On 26 October 2017, the European Parliament has adopted its position on the ePrivacy Regulation, specifying that ‘no user shall be denied access to any […] service […] on grounds that he or she has not given his or her consent […] to the processing of personal information […] that is not necessary for the provision of that service’ (see art. 8, paragraph 1a, of the LIBE report).
This provision directly echoed the General Data Protection Regulation (GDPR) adopted last year, which specifies (in article 7 and recital 43) that ‘consent is presumed not to be freely given […] if the performance of a contract, including the provision of a service, is dependent on the consent despite such consent not being necessary for such performance’.
Today, the European Parliament has gone even further by stating explicitly that ‘personal data cannot be compared to a price, and therefore cannot be considered as a commodity’ (recital 13 of the report adopted today). We can only regret that the Parliament lacked the courage to draw all legal consequences from this statement and to clearly ban “services in exchange for personal data” kind of contracts. It refuses to explicitly ‘decide on whether such contracts should be allowed or not and leaves to national law the question of validity of [those] contracts’. But it also specifies that its position ‘should, in no way, give the impression that it legitimises or encourages a practice based on monetisation of personal data’ (see recital 13).
The text adopted today (just as the one adopted last month on ePrivacy) will still have to be discussed by Member States, which may weaken entirely those new specifications.

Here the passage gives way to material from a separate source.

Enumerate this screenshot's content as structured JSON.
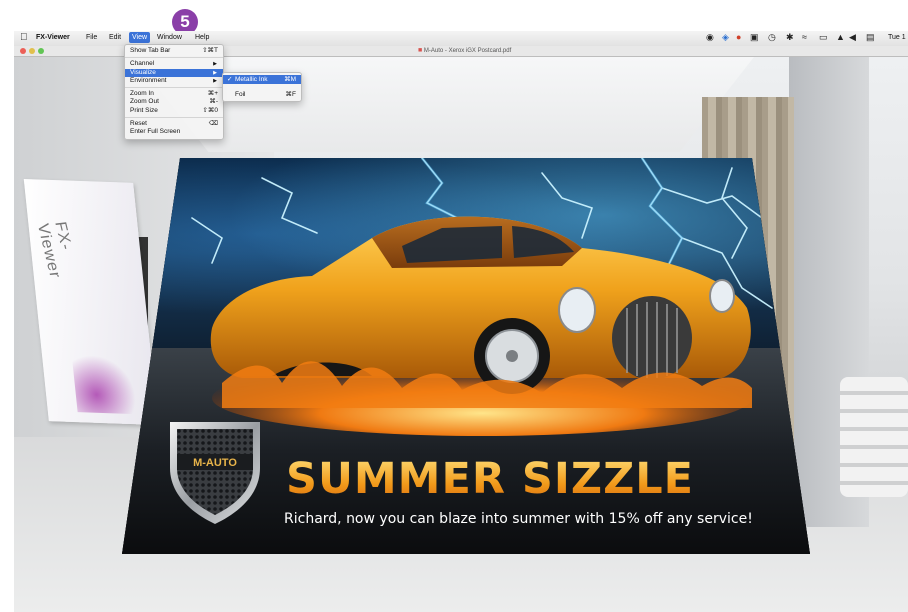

However, today, the Parliament made another clear step toward recognition of a fundamental principle, which La Quadrature du Net have been fighting for for years: personal data protection and privacy, as any other fundamental right, cannot be traded.